-- LISTED RECORDS follows --

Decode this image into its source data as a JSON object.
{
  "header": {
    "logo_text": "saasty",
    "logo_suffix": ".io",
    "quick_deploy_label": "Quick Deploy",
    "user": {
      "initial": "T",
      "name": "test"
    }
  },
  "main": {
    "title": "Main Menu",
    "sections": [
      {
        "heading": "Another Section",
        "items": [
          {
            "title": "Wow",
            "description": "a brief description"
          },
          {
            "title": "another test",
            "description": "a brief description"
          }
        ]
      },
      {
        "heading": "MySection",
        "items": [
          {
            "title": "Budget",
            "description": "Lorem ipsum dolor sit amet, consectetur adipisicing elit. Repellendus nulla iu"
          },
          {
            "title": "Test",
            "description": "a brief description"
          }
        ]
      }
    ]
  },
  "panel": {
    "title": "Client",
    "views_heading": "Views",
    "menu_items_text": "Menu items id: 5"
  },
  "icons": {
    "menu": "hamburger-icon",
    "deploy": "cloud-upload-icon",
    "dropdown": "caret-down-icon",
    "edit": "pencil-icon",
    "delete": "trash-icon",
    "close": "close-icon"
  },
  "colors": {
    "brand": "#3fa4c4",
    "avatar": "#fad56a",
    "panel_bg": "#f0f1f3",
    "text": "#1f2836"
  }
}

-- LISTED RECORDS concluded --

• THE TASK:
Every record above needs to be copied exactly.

• RESPONSE:
Decode this image into its source data as a JSON object.
{
  "header": {
    "logo_text": "saasty",
    "logo_suffix": ".io",
    "quick_deploy_label": "Quick Deploy",
    "user": {
      "initial": "T",
      "name": "test"
    }
  },
  "main": {
    "title": "Main Menu",
    "sections": [
      {
        "heading": "Another Section",
        "items": [
          {
            "title": "Wow",
            "description": "a brief description"
          },
          {
            "title": "another test",
            "description": "a brief description"
          }
        ]
      },
      {
        "heading": "MySection",
        "items": [
          {
            "title": "Budget",
            "description": "Lorem ipsum dolor sit amet, consectetur adipisicing elit. Repellendus nulla iu"
          },
          {
            "title": "Test",
            "description": "a brief description"
          }
        ]
      }
    ]
  },
  "panel": {
    "title": "Client",
    "views_heading": "Views",
    "menu_items_text": "Menu items id: 5"
  },
  "icons": {
    "menu": "hamburger-icon",
    "deploy": "cloud-upload-icon",
    "dropdown": "caret-down-icon",
    "edit": "pencil-icon",
    "delete": "trash-icon",
    "close": "close-icon"
  },
  "colors": {
    "brand": "#3fa4c4",
    "avatar": "#fad56a",
    "panel_bg": "#f0f1f3",
    "text": "#1f2836"
  }
}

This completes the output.